What happens when you are only just beginning to dip your toes into the wild waters of the literary world, only to find you’ve already aged-out of opportunities or are located far away from where the action seems to be?
In her keynote address, celebrated Wiradjuri writer, poet and academic Jeanine Leane will consider the role First Nations poetry plays in engaging with the politics of resistance, and how our poetry can convey and communicate First Nations histories, experiences, and aspirations in a way that national history cannot.
Find out from some of the best in the business how interviews can help inform a wider piece of work, how to listen and ask the right questions, and how to craft a thoughtful, engaging profile or portrait of a person.
Jennifer Down explores the tension between labor and life, the inherent weirdness of sharing your work, and what it means to keep putting one foot in front of the other as a working writer.
Join Storming the City participants from 2021 for a discussion on building a community of disabled, emerging writers during the pandemic, and how it has impacted their lives and writing.
The literary industry can feel inaccessible and unapproachable to many. Three artists provide information and practical tips on how to access the literary industry, particularly for writers of working class and low-income backgrounds.
Yassmin Abdel-Magied is a Sudanese-Australian writer, broadcaster, and award-winning social advocate.
Renay Barker-Mulholland is an artist, writer, and creator. Renay is a proud disabled, Biripi / Dungutti woman, and a staunch feminist who is dedicated to fighting for disability justice.
Sermsah Bin Saad’s name in the Indigenous community is synonymous with theatre, television, ﬁlm, festival circuits, opera, dance and choreography.
Katerina Gibson’s short stories have appeared in Granta, Overland, Meanjin, and the Kill Your Darlings 2020 New Australian Fiction anthology, among other places.
Kathleen Gonzalez is a Melbourne-based Colombian contemporary artist, cultural art producer, ethno dance writer, artistic director and founder of Tunjos y Cantaros Ethnologic Dance Company & Ethnodanceology.
Hasib Hourani is a Lebanese-Palestinian writer, editor, and arts worker living on unceded Wurundjeri Country.
Sabina Knox is a Queer Disabled maker of all things, sometimes finishing them and sometimes they will live on the shelf of good ideas never to see the light of day.
Jes Layton is a writer, content creator, freelancer and artist, who has appeared in a number of writers festivals including National Young Writers’ Festival, Sydney Writers’ Festival, Melbourne Writers Festival and Emerging Writers’ Festival among others.
Jeanine Leane is a Wiradjuri writer, poet and academic from southwest New South Wales.
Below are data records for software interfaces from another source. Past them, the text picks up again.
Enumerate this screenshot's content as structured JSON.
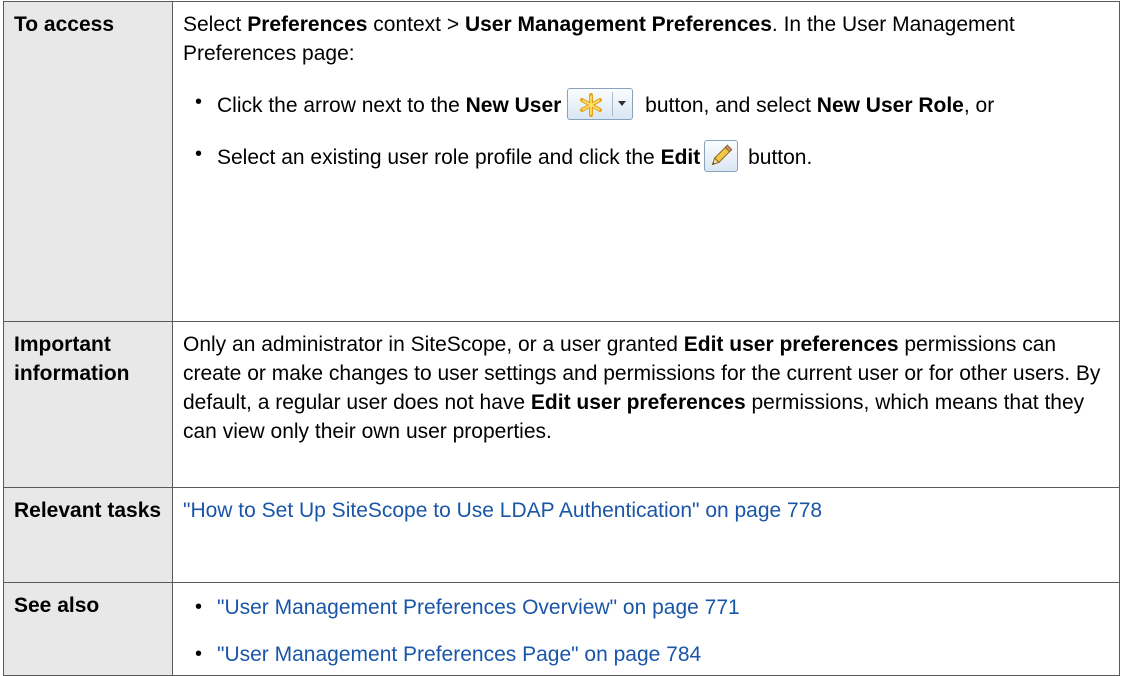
{
  "rows": [
    {
      "header": "To access"
    },
    {
      "header": "Important information"
    },
    {
      "header": "Relevant tasks"
    },
    {
      "header": "See also"
    }
  ],
  "access": {
    "intro": {
      "t1": "Select ",
      "b1": "Preferences",
      "t2": " context > ",
      "b2": "User Management Preferences",
      "t3": ". In the User Management Preferences page:"
    },
    "bullet1": {
      "t1": "Click the arrow next to the ",
      "b1": "New User",
      "t2": " button, and select ",
      "b2": "New User Role",
      "t3": ", or"
    },
    "bullet2": {
      "t1": "Select an existing user role profile and click the ",
      "b1": "Edit",
      "t2": " button."
    }
  },
  "info": {
    "t1": "Only an administrator in SiteScope, or a user granted ",
    "b1": "Edit user preferences",
    "t2": " permissions can create or make changes to user settings and permissions for the current user or for other users. By default, a regular user does not have ",
    "b2": "Edit user preferences",
    "t3": " permissions, which means that they can view only their own user properties."
  },
  "tasks": {
    "link": "\"How to Set Up SiteScope to Use LDAP Authentication\" on page 778"
  },
  "see_also": [
    {
      "link": "\"User Management Preferences Overview\" on page 771"
    },
    {
      "link": "\"User Management Preferences Page\" on page 784"
    }
  ],
  "icons": {
    "new_user": "asterisk-star-icon",
    "dropdown": "caret-down-icon",
    "edit": "pencil-icon"
  },
  "colors": {
    "link": "#1a56a8",
    "header_bg": "#e8e8e8",
    "border": "#5a5a5a"
  }
}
Monique Nair is Naarm based writer and editor of Indian-Italian-Polish heritage exploring diaspora experiences, language, coming of age narratives and questions of identity and meaning.
Adalya Nash Hussein is a writer and editor.
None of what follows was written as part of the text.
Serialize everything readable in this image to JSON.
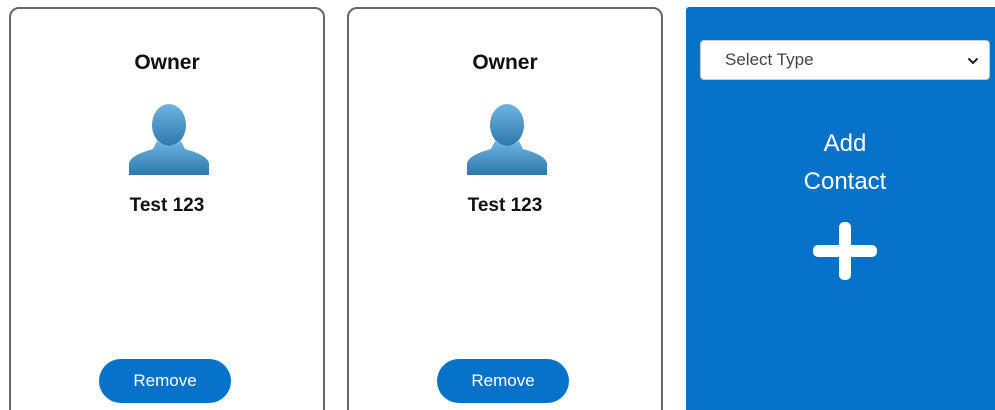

Genevieve Novak is a writer from Melbourne. She writes romantic comedies, content, and really long text messages.
Luke Patterson is a Gamilaroi poet, folklorist and musician living on Gadigal lands.
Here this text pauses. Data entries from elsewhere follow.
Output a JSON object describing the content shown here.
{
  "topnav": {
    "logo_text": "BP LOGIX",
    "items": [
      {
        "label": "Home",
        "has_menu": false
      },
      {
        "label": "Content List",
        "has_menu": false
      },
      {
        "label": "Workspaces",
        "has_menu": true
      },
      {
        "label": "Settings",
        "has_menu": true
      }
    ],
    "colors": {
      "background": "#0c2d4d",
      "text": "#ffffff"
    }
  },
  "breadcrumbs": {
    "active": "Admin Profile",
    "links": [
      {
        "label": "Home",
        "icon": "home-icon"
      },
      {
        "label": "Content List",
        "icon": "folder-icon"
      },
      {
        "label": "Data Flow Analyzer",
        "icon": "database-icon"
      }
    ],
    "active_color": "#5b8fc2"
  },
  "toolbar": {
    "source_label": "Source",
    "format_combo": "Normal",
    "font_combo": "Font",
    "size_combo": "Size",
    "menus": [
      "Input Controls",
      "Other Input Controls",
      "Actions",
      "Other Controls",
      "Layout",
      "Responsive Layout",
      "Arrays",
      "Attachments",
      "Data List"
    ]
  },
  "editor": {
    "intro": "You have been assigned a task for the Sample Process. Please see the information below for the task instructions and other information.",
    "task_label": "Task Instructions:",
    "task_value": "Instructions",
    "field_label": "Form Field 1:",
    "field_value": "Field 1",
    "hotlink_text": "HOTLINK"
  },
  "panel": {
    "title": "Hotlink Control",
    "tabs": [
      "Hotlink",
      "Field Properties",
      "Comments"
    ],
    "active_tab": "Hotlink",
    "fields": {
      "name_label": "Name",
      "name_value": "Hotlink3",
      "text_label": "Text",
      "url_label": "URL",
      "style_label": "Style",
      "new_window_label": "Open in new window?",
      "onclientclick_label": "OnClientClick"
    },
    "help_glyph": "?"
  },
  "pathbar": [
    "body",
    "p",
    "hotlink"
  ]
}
Bella Waru (Ngati Tukorehe // Te Ati Awa) is a movement and sound artist, cultural producer, performer, weaver, community arts facilitator and body worker living, listening and responding across sacred, unceded Indigenous lands, currently those of the Kulin Nation in so-called-australia.
Brunswick Mechanics Institute
270 Sydney Road, Brunswick 3056
Loop Project Space & Bar
23 Meyers Pl, Melbourne 3000
222 Bank Street, South Melbourne VIC 3205
Online, via Zoom
176 Little Lonsdale St, Melbourne VIC 3000
The Wheeler Centre Performance Space
176 Little Lonsdale Street, Melbourne VIC 3000